A very subtle treatment working with the skull, sacrum, and by extension the membranes and spinal cord, to affect the pressure, circulation, and rate of flow of the cerebrospinal fluid, and improve the function of the central nervous system. Cranial therapy can help with TMJD, headaches, migraines, neck, and low back issues.

Manual Lymphatic Therapy

The lymphatic system runs alongside the circulatory system cleaning up waste and debris for removal. If you think in terms of refuse removal, the body has many storage and processing stations called lymph nodes that can become backed up, leading to swelling, pain, and altered function. Lymphatic therapy helps remove congestion, alleviate swelling, improve the rate of lymph flow, and increase efficiency.

Visceral Manipulation (VM)

The internal organs of the abdomen and pelvis move separately and together and each has its own rhythm and movement. Fascial restrictions can lead to altered function and even pain in a region further away. Each organ has its own parasympathetic and sympathetic innervation pathway and blood supply which VM increases, leading to increased mobility, motility, and function. Digestive disorders and reproductive system dysfunctions can be reduced with this treatment.


The assessment and treatment of joints using Muscle Energy Technique (MET) which is very gentle and movement-based manipulation of joints that are restricted relative to the other joints.
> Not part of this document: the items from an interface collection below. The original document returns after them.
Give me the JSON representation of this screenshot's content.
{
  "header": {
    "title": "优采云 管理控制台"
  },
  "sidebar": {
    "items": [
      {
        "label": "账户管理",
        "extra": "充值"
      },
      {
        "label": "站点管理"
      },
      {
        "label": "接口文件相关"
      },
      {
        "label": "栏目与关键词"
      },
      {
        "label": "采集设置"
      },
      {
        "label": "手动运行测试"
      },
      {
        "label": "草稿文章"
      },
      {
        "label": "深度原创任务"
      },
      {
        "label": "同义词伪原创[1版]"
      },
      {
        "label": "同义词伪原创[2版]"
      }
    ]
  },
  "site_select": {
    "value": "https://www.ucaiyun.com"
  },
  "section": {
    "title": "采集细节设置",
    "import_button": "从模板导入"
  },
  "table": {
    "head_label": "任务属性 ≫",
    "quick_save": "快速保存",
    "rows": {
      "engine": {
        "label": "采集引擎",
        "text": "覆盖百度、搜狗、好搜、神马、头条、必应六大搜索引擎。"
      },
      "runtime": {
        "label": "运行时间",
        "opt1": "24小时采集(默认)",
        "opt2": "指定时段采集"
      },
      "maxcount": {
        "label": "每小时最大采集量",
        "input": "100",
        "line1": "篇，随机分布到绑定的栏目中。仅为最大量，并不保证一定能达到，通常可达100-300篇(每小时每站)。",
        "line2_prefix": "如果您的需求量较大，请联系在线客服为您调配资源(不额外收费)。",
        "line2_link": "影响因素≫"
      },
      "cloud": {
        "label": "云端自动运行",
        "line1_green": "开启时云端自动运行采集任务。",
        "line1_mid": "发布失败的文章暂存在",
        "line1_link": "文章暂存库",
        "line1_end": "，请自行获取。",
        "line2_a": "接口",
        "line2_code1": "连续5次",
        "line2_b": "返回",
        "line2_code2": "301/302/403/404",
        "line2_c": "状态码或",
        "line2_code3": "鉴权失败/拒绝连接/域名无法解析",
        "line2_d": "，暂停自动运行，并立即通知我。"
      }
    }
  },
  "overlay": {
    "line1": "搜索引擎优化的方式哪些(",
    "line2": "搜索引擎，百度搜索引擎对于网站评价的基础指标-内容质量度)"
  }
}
Joints act and muscles react so by moving them into their most optimal position creates stability and increases force generation and range of motion, thereby decreasing pain.

All of these treatments are extremely gentle yet powerful, and the ability to weave them together creates big changes in a profoundly holistic experience. The wide variety of techniques enables the therapist to help ease a variety of symptoms and conditions including sciatica, back pain, tennis elbow, digestive issues, respiratory conditions, headaches, pelvic floor dysfunction, postural restrictions, chronic stress, etc.

What to expect.

Initial MOT appointments involve taking an extensive health history, assessments for postural imbalances and movement, treatment using the appropriate modality, and then reassessment. Oil is not required for any of the techniques and the client remains fully clothed so it is recommended to wear or bring comfortable clothes to change into. No two treatments are alike, but they can be very effective and deeply relaxing. The majority of health insurance companies cover Manual Osteopathic Therapy. Its comprehensive approach greatly impacts all systems of the body yet is gentle enough to alleviate stress.

Eleanor Baldwin moved to Saskatoon, with her husband and two children, in the spirit of adventure in 2012. She works as a Manual Osteopathic Therapist, Registered Massage Therapist, and RAPID NFR Specialist at the Broadway Health Collective (see the BHC display ad on page 13 of the of the 29.1 May/June issue of the WHOLifE Journal). She takes a direct approach in her treatments, weaving her skills to effectively treat specific issues and decrease pain and stress for her clients. For more information, you can go to broadway.health, email at eleanorbaldwinrmt@gmail.com, or call 306.203.4372.


Back to top

Home | Events | Classifieds | Directory | Profiles | Archives | Subscribe | Advertise
Distribution | From Our Readers | About WHOLifE Journal | Contact Us | Terms Of Use | Privacy Policy

Copyright © 2000- - Wholife Journal. All Rights Reserved.